Provided data:

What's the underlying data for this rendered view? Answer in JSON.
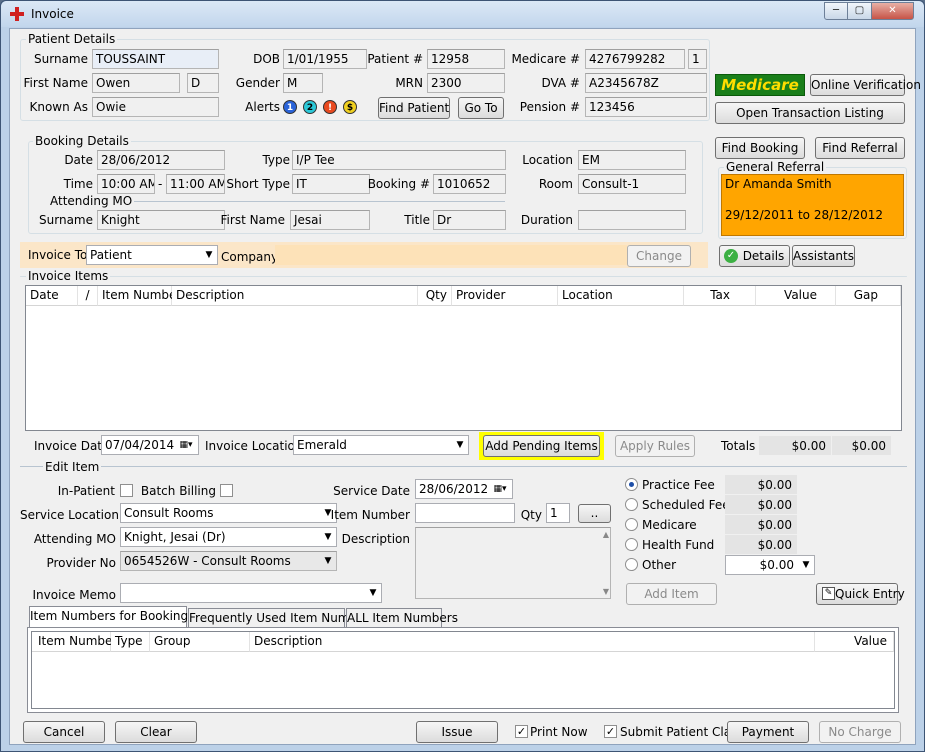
{
  "window": {
    "title": "Invoice",
    "controls": {
      "minimize": "─",
      "maximize": "▢",
      "close": "✕"
    }
  },
  "patient": {
    "group": "Patient Details",
    "surname_label": "Surname",
    "surname": "TOUSSAINT",
    "first_name_label": "First Name",
    "first_name": "Owen",
    "middle_initial": "D",
    "known_as_label": "Known As",
    "known_as": "Owie",
    "dob_label": "DOB",
    "dob": "1/01/1955",
    "gender_label": "Gender",
    "gender": "M",
    "alerts_label": "Alerts",
    "alerts": [
      "1",
      "2",
      "!",
      "$"
    ],
    "patient_no_label": "Patient #",
    "patient_no": "12958",
    "mrn_label": "MRN",
    "mrn": "2300",
    "medicare_label": "Medicare #",
    "medicare": "4276799282",
    "medicare_irn": "1",
    "dva_label": "DVA #",
    "dva": "A2345678Z",
    "pension_label": "Pension #",
    "pension": "123456",
    "find_patient": "Find Patient",
    "go_to": "Go To",
    "medicare_logo": "Medicare",
    "online_verification": "Online Verification",
    "open_transaction_listing": "Open Transaction Listing"
  },
  "booking": {
    "group": "Booking Details",
    "date_label": "Date",
    "date": "28/06/2012",
    "time_label": "Time",
    "time_from": "10:00 AM",
    "time_sep": "-",
    "time_to": "11:00 AM",
    "type_label": "Type",
    "type": "I/P Tee",
    "short_type_label": "Short Type",
    "short_type": "IT",
    "booking_no_label": "Booking #",
    "booking_no": "1010652",
    "location_label": "Location",
    "location": "EM",
    "room_label": "Room",
    "room": "Consult-1",
    "attending_group": "Attending MO",
    "surname_label": "Surname",
    "surname": "Knight",
    "first_name_label": "First Name",
    "first_name": "Jesai",
    "title_label": "Title",
    "title": "Dr",
    "duration_label": "Duration",
    "duration": "",
    "find_booking": "Find Booking",
    "find_referral": "Find Referral",
    "referral_group": "General Referral",
    "referral_doctor": "Dr Amanda Smith",
    "referral_period": "29/12/2011 to 28/12/2012"
  },
  "invoice_to": {
    "label": "Invoice To",
    "value": "Patient",
    "company_label": "Company",
    "company": "",
    "change": "Change",
    "details": "Details",
    "assistants": "Assistants"
  },
  "invoice_items": {
    "group": "Invoice Items",
    "columns": [
      "Date",
      "/",
      "Item Number",
      "Description",
      "Qty",
      "Provider",
      "Location",
      "Tax",
      "Value",
      "Gap"
    ],
    "invoice_date_label": "Invoice Date",
    "invoice_date": "07/04/2014",
    "invoice_location_label": "Invoice Location",
    "invoice_location": "Emerald",
    "add_pending_items": "Add Pending Items",
    "apply_rules": "Apply Rules",
    "totals_label": "Totals",
    "total_value": "$0.00",
    "total_gap": "$0.00"
  },
  "edit_item": {
    "group": "Edit Item",
    "in_patient_label": "In-Patient",
    "batch_billing_label": "Batch Billing",
    "service_location_label": "Service Location",
    "service_location": "Consult Rooms",
    "attending_mo_label": "Attending MO",
    "attending_mo": "Knight, Jesai (Dr)",
    "provider_no_label": "Provider No",
    "provider_no": "0654526W - Consult Rooms",
    "invoice_memo_label": "Invoice Memo",
    "invoice_memo": "",
    "service_date_label": "Service Date",
    "service_date": "28/06/2012",
    "item_number_label": "Item Number",
    "item_number": "",
    "qty_label": "Qty",
    "qty": "1",
    "browse": "..",
    "description_label": "Description",
    "fees": [
      {
        "label": "Practice Fee",
        "value": "$0.00"
      },
      {
        "label": "Scheduled Fee",
        "value": "$0.00"
      },
      {
        "label": "Medicare",
        "value": "$0.00"
      },
      {
        "label": "Health Fund",
        "value": "$0.00"
      },
      {
        "label": "Other",
        "value": "$0.00"
      }
    ],
    "add_item": "Add Item",
    "quick_entry": "Quick Entry"
  },
  "tabs": [
    "Item Numbers for Booking Type",
    "Frequently Used Item Numbers",
    "ALL Item Numbers"
  ],
  "item_columns": [
    "Item Number",
    "Type",
    "Group",
    "Description",
    "Value"
  ],
  "footer": {
    "cancel": "Cancel",
    "clear": "Clear",
    "issue": "Issue",
    "print_now": "Print Now",
    "submit_claim": "Submit Patient Claim",
    "payment": "Payment",
    "no_charge": "No Charge"
  },
  "colors": {
    "referral_bg": "#ffa500",
    "invoice_to_bg": "#fbe6c8",
    "highlight": "#ffff00",
    "medicare_green": "#1a7f1a",
    "medicare_yellow": "#ffdd00"
  }
}
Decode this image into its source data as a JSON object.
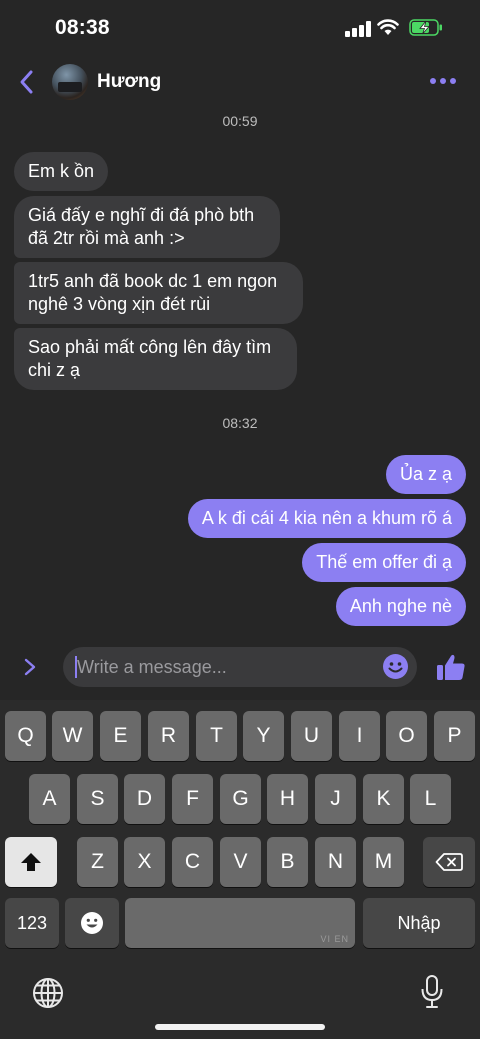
{
  "status_bar": {
    "time": "08:38"
  },
  "header": {
    "contact_name": "Hương"
  },
  "colors": {
    "accent": "#8c7ff2",
    "incoming_bubble": "#3b3b3d",
    "background": "#262626"
  },
  "timestamps": [
    "00:59",
    "08:32"
  ],
  "messages_in": [
    {
      "lines": [
        "Em k ồn"
      ]
    },
    {
      "lines": [
        "Giá đấy e nghĩ đi đá phò bth",
        "đã 2tr rồi mà anh :>"
      ]
    },
    {
      "lines": [
        "1tr5 anh đã book dc 1 em ngon",
        "nghê 3 vòng xịn đét rùi"
      ]
    },
    {
      "lines": [
        "Sao phải mất công lên đây tìm",
        "chi z ạ"
      ]
    }
  ],
  "messages_out": [
    {
      "text": "Ủa z ạ"
    },
    {
      "text": "A k đi cái 4 kia nên a khum rõ á"
    },
    {
      "text": "Thế em offer đi ạ"
    },
    {
      "text": "Anh nghe nè"
    }
  ],
  "composer": {
    "placeholder": "Write a message..."
  },
  "keyboard": {
    "row1": [
      "Q",
      "W",
      "E",
      "R",
      "T",
      "Y",
      "U",
      "I",
      "O",
      "P"
    ],
    "row2": [
      "A",
      "S",
      "D",
      "F",
      "G",
      "H",
      "J",
      "K",
      "L"
    ],
    "row3": [
      "Z",
      "X",
      "C",
      "V",
      "B",
      "N",
      "M"
    ],
    "numbers_key": "123",
    "return_key": "Nhập",
    "space_hint": "VI EN"
  },
  "icons": [
    "back-icon",
    "more-icon",
    "expand-icon",
    "emoji-icon",
    "thumbs-up-icon",
    "shift-icon",
    "delete-icon",
    "globe-icon",
    "microphone-icon",
    "emoji-keyboard-icon"
  ]
}
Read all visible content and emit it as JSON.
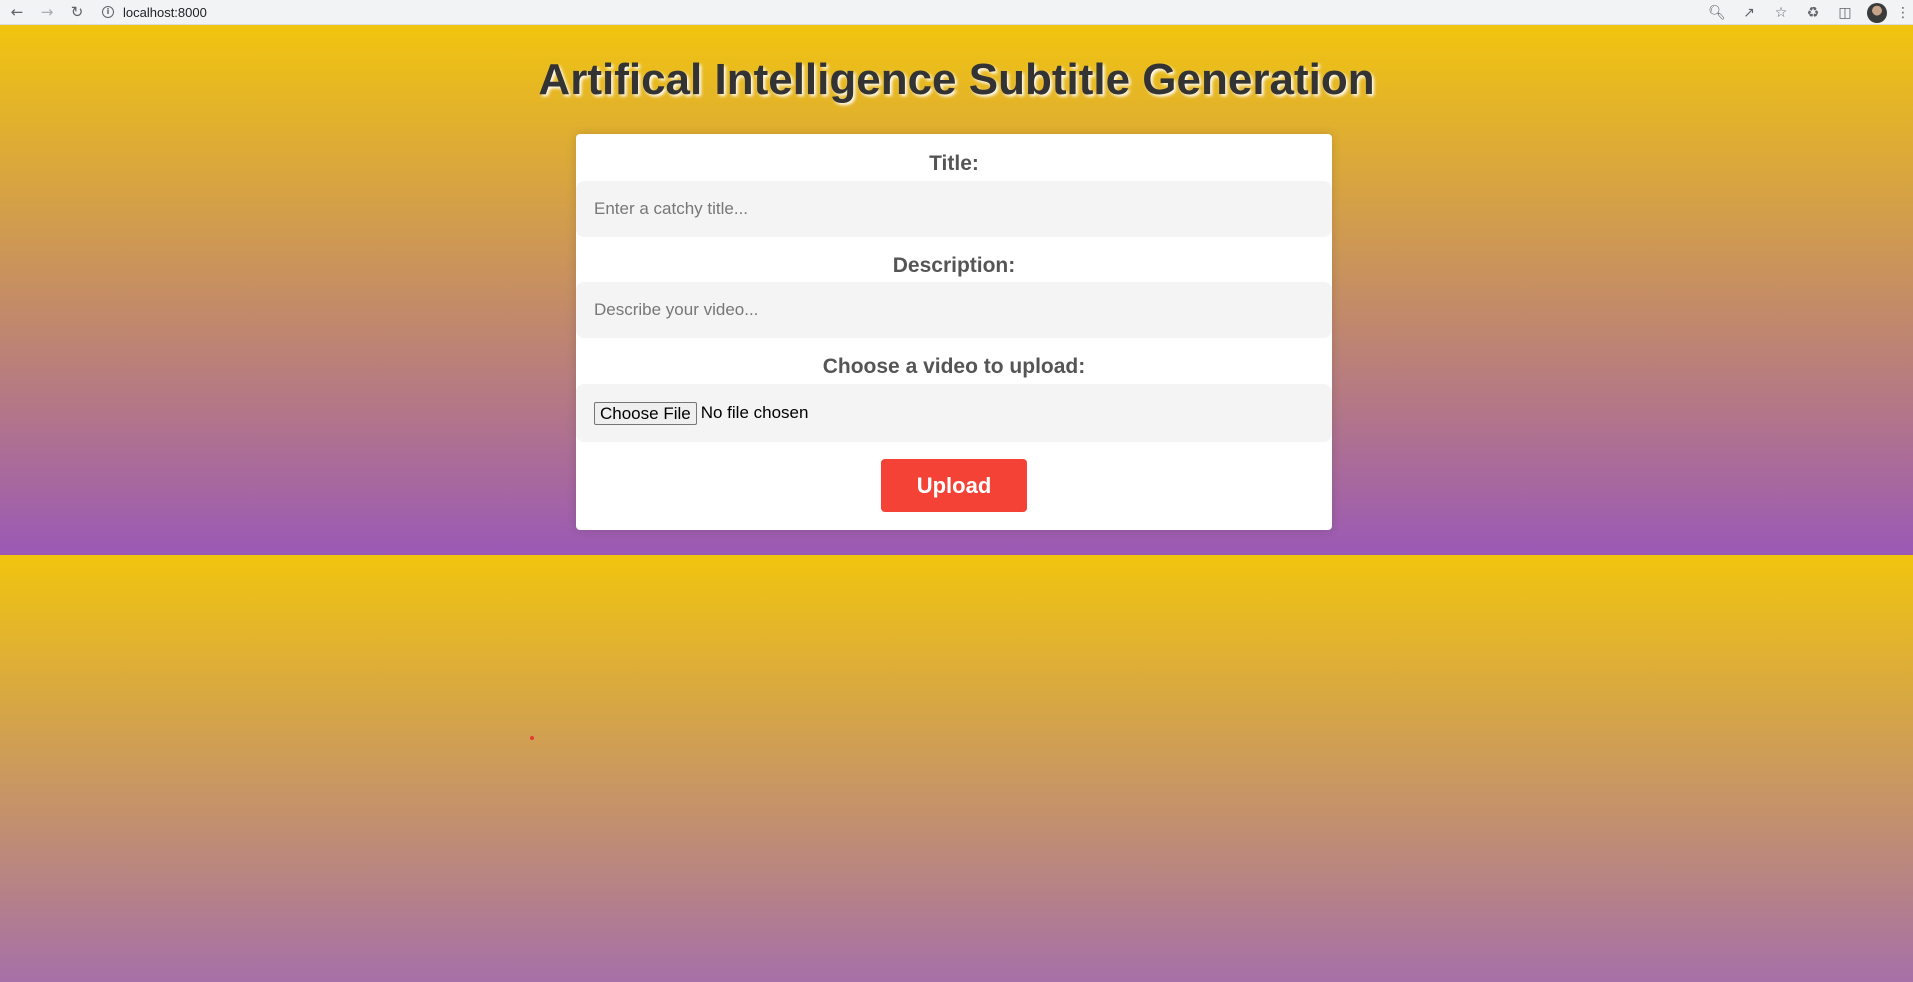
{
  "browser": {
    "url": "localhost:8000",
    "info_icon": "i"
  },
  "page": {
    "title": "Artifical Intelligence Subtitle Generation"
  },
  "form": {
    "title_label": "Title:",
    "title_placeholder": "Enter a catchy title...",
    "description_label": "Description:",
    "description_placeholder": "Describe your video...",
    "video_label": "Choose a video to upload:",
    "choose_file_label": "Choose File",
    "file_status": "No file chosen",
    "upload_label": "Upload"
  },
  "colors": {
    "gradient_top": "#f1c40f",
    "gradient_bottom": "#9b59b6",
    "upload_button": "#f44336"
  }
}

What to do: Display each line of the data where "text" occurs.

Task solution:
      "text": "Ủa z ạ"
      "text": "A k đi cái 4 kia nên a khum rõ á"
      "text": "Thế em offer đi ạ"
      "text": "Anh nghe nè"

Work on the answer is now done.